  16. ^ Brydum, Sunnivie (2013-04-24). "John Paulk Formally Renounces, Apologizes for Harmful 'Ex-Gay' Movement". Advocate.com. Archived from the original on 2013-10-17. Retrieved 2013-10-17.
  17. ^ "Ministry seeks to lead away from gay life". Arizona Daily Star. 1997-11-08. Archived from the original on 2018-10-11. Retrieved 2011-10-13.
  18. ^ Wayne Besen (2011-10-12). "Former 'Ex-Gay' Activist Admits Gay People Don't Change". Falls Church News-Press. Archived from the original on 2011-10-15. Retrieved 2011-10-13.
  19. ^ "Anthony Venn-Brown: Book". Gayambassador1.blogspot.com.au. Archived from the original on 2013-10-17. Retrieved 2013-10-17.
  20. ^ "Gay, Lesbian, Bisexual, Trans & Intersex from Christian backgrounds". freedom2b. 2013-09-16. Archived from the original on 2013-10-17. Retrieved 2013-10-17.

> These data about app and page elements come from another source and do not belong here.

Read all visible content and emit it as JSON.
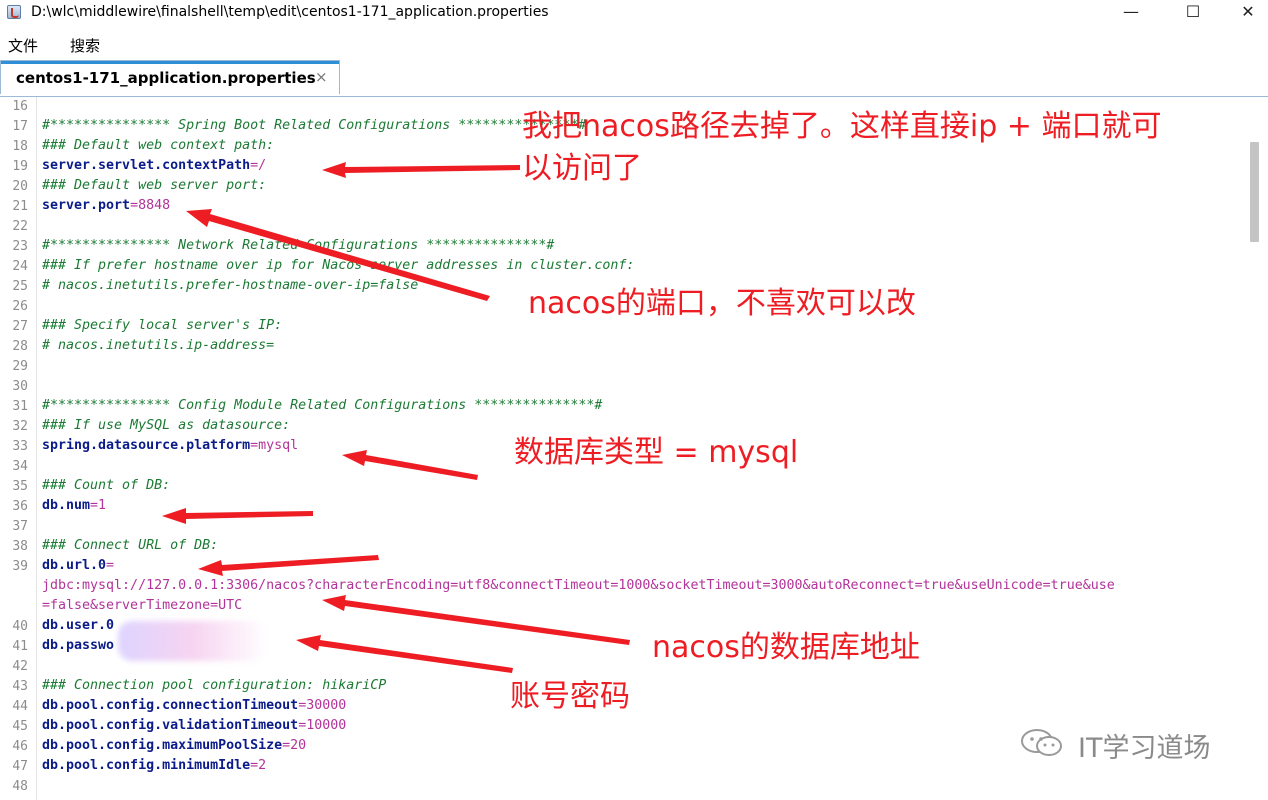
{
  "window": {
    "title": "D:\\wlc\\middlewire\\finalshell\\temp\\edit\\centos1-171_application.properties",
    "minimize": "—",
    "maximize": "☐",
    "close": "✕"
  },
  "menu": {
    "file": "文件",
    "search": "搜索"
  },
  "tab": {
    "label": "centos1-171_application.properties",
    "close": "×"
  },
  "colors": {
    "comment": "#1c7a34",
    "key": "#0b1b8a",
    "value": "#b2339a",
    "annotation": "#ee1d23",
    "tab_accent": "#2e8fd6"
  },
  "editor": {
    "lines": [
      {
        "n": "16",
        "parts": []
      },
      {
        "n": "17",
        "parts": [
          {
            "t": "c",
            "s": "#*************** Spring Boot Related Configurations ***************#"
          }
        ]
      },
      {
        "n": "18",
        "parts": [
          {
            "t": "c",
            "s": "### Default web context path:"
          }
        ]
      },
      {
        "n": "19",
        "parts": [
          {
            "t": "k",
            "s": "server.servlet.contextPath"
          },
          {
            "t": "v",
            "s": "=/"
          }
        ]
      },
      {
        "n": "20",
        "parts": [
          {
            "t": "c",
            "s": "### Default web server port:"
          }
        ]
      },
      {
        "n": "21",
        "parts": [
          {
            "t": "k",
            "s": "server.port"
          },
          {
            "t": "v",
            "s": "=8848"
          }
        ]
      },
      {
        "n": "22",
        "parts": []
      },
      {
        "n": "23",
        "parts": [
          {
            "t": "c",
            "s": "#*************** Network Related Configurations ***************#"
          }
        ]
      },
      {
        "n": "24",
        "parts": [
          {
            "t": "c",
            "s": "### If prefer hostname over ip for Nacos server addresses in cluster.conf:"
          }
        ]
      },
      {
        "n": "25",
        "parts": [
          {
            "t": "c",
            "s": "# nacos.inetutils.prefer-hostname-over-ip=false"
          }
        ]
      },
      {
        "n": "26",
        "parts": []
      },
      {
        "n": "27",
        "parts": [
          {
            "t": "c",
            "s": "### Specify local server's IP:"
          }
        ]
      },
      {
        "n": "28",
        "parts": [
          {
            "t": "c",
            "s": "# nacos.inetutils.ip-address="
          }
        ]
      },
      {
        "n": "29",
        "parts": []
      },
      {
        "n": "30",
        "parts": []
      },
      {
        "n": "31",
        "parts": [
          {
            "t": "c",
            "s": "#*************** Config Module Related Configurations ***************#"
          }
        ]
      },
      {
        "n": "32",
        "parts": [
          {
            "t": "c",
            "s": "### If use MySQL as datasource:"
          }
        ]
      },
      {
        "n": "33",
        "parts": [
          {
            "t": "k",
            "s": "spring.datasource.platform"
          },
          {
            "t": "v",
            "s": "=mysql"
          }
        ]
      },
      {
        "n": "34",
        "parts": []
      },
      {
        "n": "35",
        "parts": [
          {
            "t": "c",
            "s": "### Count of DB:"
          }
        ]
      },
      {
        "n": "36",
        "parts": [
          {
            "t": "k",
            "s": "db.num"
          },
          {
            "t": "v",
            "s": "=1"
          }
        ]
      },
      {
        "n": "37",
        "parts": []
      },
      {
        "n": "38",
        "parts": [
          {
            "t": "c",
            "s": "### Connect URL of DB:"
          }
        ]
      },
      {
        "n": "39",
        "parts": [
          {
            "t": "k",
            "s": "db.url.0"
          },
          {
            "t": "v",
            "s": "="
          }
        ]
      },
      {
        "n": "",
        "parts": [
          {
            "t": "v",
            "s": "jdbc:mysql://127.0.0.1:3306/nacos?characterEncoding=utf8&connectTimeout=1000&socketTimeout=3000&autoReconnect=true&useUnicode=true&use"
          }
        ]
      },
      {
        "n": "",
        "parts": [
          {
            "t": "v",
            "s": "=false&serverTimezone=UTC"
          }
        ]
      },
      {
        "n": "40",
        "parts": [
          {
            "t": "k",
            "s": "db.user.0"
          }
        ]
      },
      {
        "n": "41",
        "parts": [
          {
            "t": "k",
            "s": "db.passwo"
          }
        ]
      },
      {
        "n": "42",
        "parts": []
      },
      {
        "n": "43",
        "parts": [
          {
            "t": "c",
            "s": "### Connection pool configuration: hikariCP"
          }
        ]
      },
      {
        "n": "44",
        "parts": [
          {
            "t": "k",
            "s": "db.pool.config.connectionTimeout"
          },
          {
            "t": "v",
            "s": "=30000"
          }
        ]
      },
      {
        "n": "45",
        "parts": [
          {
            "t": "k",
            "s": "db.pool.config.validationTimeout"
          },
          {
            "t": "v",
            "s": "=10000"
          }
        ]
      },
      {
        "n": "46",
        "parts": [
          {
            "t": "k",
            "s": "db.pool.config.maximumPoolSize"
          },
          {
            "t": "v",
            "s": "=20"
          }
        ]
      },
      {
        "n": "47",
        "parts": [
          {
            "t": "k",
            "s": "db.pool.config.minimumIdle"
          },
          {
            "t": "v",
            "s": "=2"
          }
        ]
      },
      {
        "n": "48",
        "parts": []
      }
    ]
  },
  "annotations": {
    "context_path_line1": "我把nacos路径去掉了。这样直接ip + 端口就可",
    "context_path_line2": "以访问了",
    "port": "nacos的端口，不喜欢可以改",
    "db_type": "数据库类型 = mysql",
    "db_url": "nacos的数据库地址",
    "account": "账号密码"
  },
  "watermark": {
    "text": "IT学习道场",
    "icon": "wechat-icon"
  }
}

  21. ^ "Ambassadors & Bridge Builders International: Five of Australia's Ex-gay Leaders Change Perspective – But why has it taken so long?". Gayambassador.blogspot.com.au. Archived from the original on 2013-10-17. Retrieved 2013-10-17.
  22. ^ Venn-Brown, Anthony (July 23, 2012). "Ex-gay Away". Gay News Network. Archived from the original on July 25, 2012.

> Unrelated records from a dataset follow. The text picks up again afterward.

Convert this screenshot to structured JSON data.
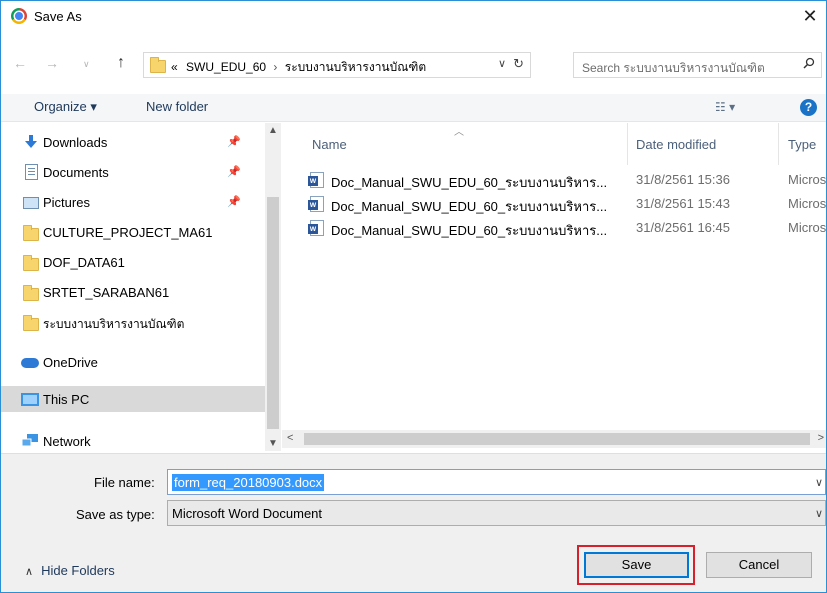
{
  "window": {
    "title": "Save As"
  },
  "address": {
    "prefix": "«",
    "segments": [
      "SWU_EDU_60",
      "ระบบงานบริหารงานบัณฑิต"
    ],
    "separator": "›",
    "search_placeholder": "Search ระบบงานบริหารงานบัณฑิต"
  },
  "toolbar": {
    "organize": "Organize ▾",
    "new_folder": "New folder",
    "view": "☷ ▾",
    "help": "?"
  },
  "nav": {
    "items": [
      {
        "label": "Downloads",
        "icon": "download-icon"
      },
      {
        "label": "Documents",
        "icon": "documents-icon"
      },
      {
        "label": "Pictures",
        "icon": "pictures-icon"
      },
      {
        "label": "CULTURE_PROJECT_MA61",
        "icon": "folder-icon"
      },
      {
        "label": "DOF_DATA61",
        "icon": "folder-icon"
      },
      {
        "label": "SRTET_SARABAN61",
        "icon": "folder-icon"
      },
      {
        "label": "ระบบงานบริหารงานบัณฑิต",
        "icon": "folder-icon"
      },
      {
        "label": "OneDrive",
        "icon": "onedrive-icon"
      },
      {
        "label": "This PC",
        "icon": "this-pc-icon",
        "selected": true
      },
      {
        "label": "Network",
        "icon": "network-icon"
      }
    ]
  },
  "files": {
    "columns": {
      "name": "Name",
      "date": "Date modified",
      "type": "Type"
    },
    "rows": [
      {
        "name": "Doc_Manual_SWU_EDU_60_ระบบงานบริหาร...",
        "date": "31/8/2561 15:36",
        "type": "Micros"
      },
      {
        "name": "Doc_Manual_SWU_EDU_60_ระบบงานบริหาร...",
        "date": "31/8/2561 15:43",
        "type": "Micros"
      },
      {
        "name": "Doc_Manual_SWU_EDU_60_ระบบงานบริหาร...",
        "date": "31/8/2561 16:45",
        "type": "Micros"
      }
    ]
  },
  "form": {
    "file_name_label": "File name:",
    "file_name_value": "form_req_20180903.docx",
    "save_as_type_label": "Save as type:",
    "save_as_type_value": "Microsoft Word Document"
  },
  "footer": {
    "hide_folders": "Hide Folders",
    "save": "Save",
    "cancel": "Cancel"
  },
  "colors": {
    "accent": "#0078d7",
    "highlight": "#d8202c",
    "selection": "#3399ff"
  }
}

  23. ^ "Conversion therapy crusader has something to say: He's gay". NBC. Associated Press. 2019-09-03. Retrieved 2019-09-03.
  24. ^ Goldstein, Joelle (24 September 2019). "Conversion Therapy Founder Comes Out Publicly as Gay After 20 Years of Leading Homophobic Program". PEOPLE.com. Retrieved 2019-11-03.
  25. ^ McKrae Game." Newsmakers Online, Gale, 2019. Gale In Context: Biography, https://link.gale.com/apps/doc/K1618007025/BIC?u=wikipedia&sid=BIC&xid=3f2c61f1. Accessed 27 Jan. 2020
  26. ^ Julie Compton (2019-01-23). "Once-prominent 'conversion therapist' will now 'pursue life as a gay man'". NBC. Retrieved 2019-09-03.